- Modern & contemporary fiction (post c 1945)
- Publication Date:
- PENGUIN BOOKS LTD
- Country of origin:
- Film tie-in ed
- 464 pages
- Dimensions (mm):
- 198 x 129
Average rating from customers
Read customer reviews on The Help
a wonderful, moving tale
The Help is the first novel by Kathryn Stockett. Set in the early sixties in Jackson, Mississippi, the story is narrated in three voices: two black maids (help) and a young white woman. Aibileen Clark is a wise Negro woman who has raised 17 white children, and lost a son of her own. She works for Elizabeth and Raleigh Leefolt and derives great joy from their Baby Girl, Mae Mobley, although she is under no illusion that this will last. Minny Jackson is a sassy young Negro with a talent for cooking who has trouble keeping her opinions to herself, a trait that has seen her fired from a great many positions. Her latest job is for newcomers, Celia and Johnny Foote, whom she hopes wont hear of her reputation; Celia, though, is too busy keeping her own secrets. Eugenia (Skeeter) Phelan has just graduated from college, where her Mama hoped she would find a husband, but Skeeter wants to be a writer much more than a wife. She misses her beloved Negro maid, Constantine, who has disappeared and no one will tell her where. When Skeeters writing ambition crystallises into a book about the experiences of black maids in white households, Aibileen and Minny decide to become involved despite the enormous risk.
This novel touches on many topics, including racial segregation and civil rights and the relationship between Negro employees and their white employers. The feel of the sixties is beautifully evoked with the inclusion of many icons like the Pill, Valium, space exploration, ring pull cans, the Vietnam war, the introduction of Zip codes and sex before marriage. The characters are multifaceted and the dialogue is pitch-perfect. There is humour and heartache, cruelty and kindness, romance and suspense. We learn that revenge is sweet, especially in the form of Minnys Chocolate Pie. The prose is, on occasions, luminous: If chocolate was a sound, it wouldve been Constantines voice singing. The ultimate lesson is that the lines between black and white, between quality and trash, between employer and employee are not as definite as they might at first seem. And, as Aibileen says Kindness dont have no boundaries.
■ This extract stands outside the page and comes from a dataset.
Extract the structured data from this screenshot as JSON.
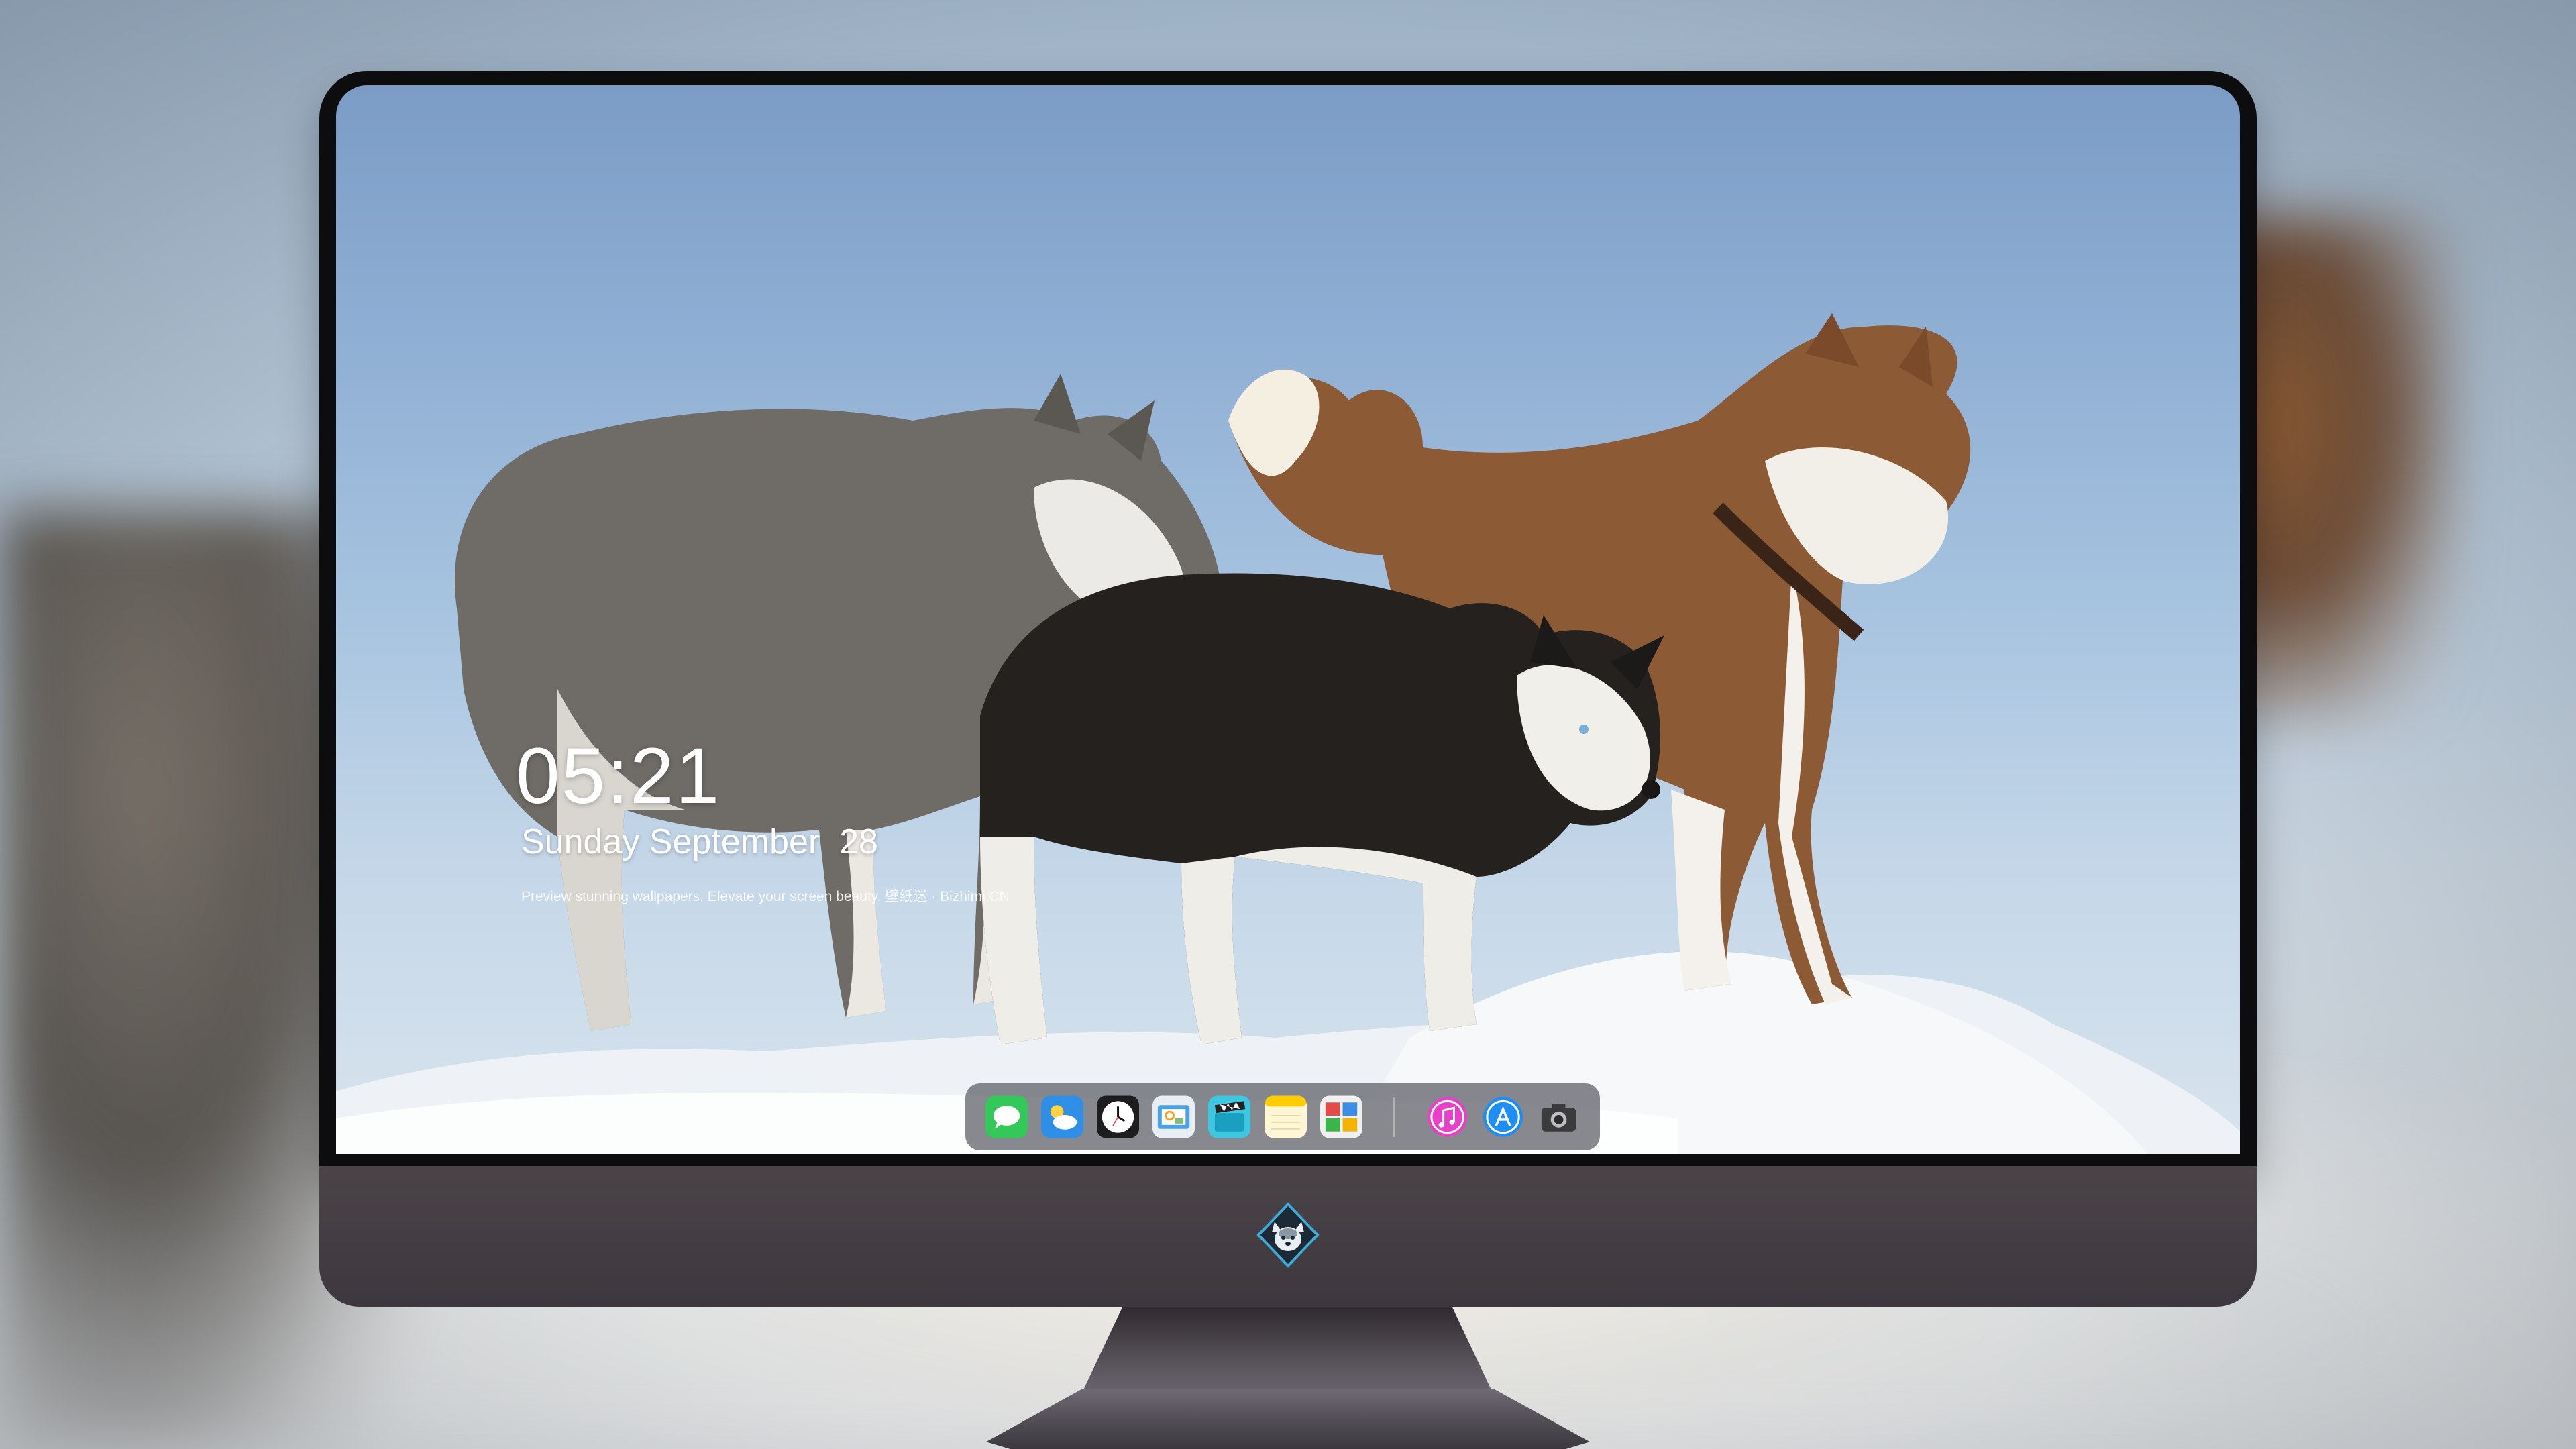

One of the dangers of reading a novel with so much hype is the very real possibility that the readers expectations will be too high, and disappointment follows; the exception is, of course, when the novel lives up to the hype, as this one assuredly does. I loved this wonderful, moving story.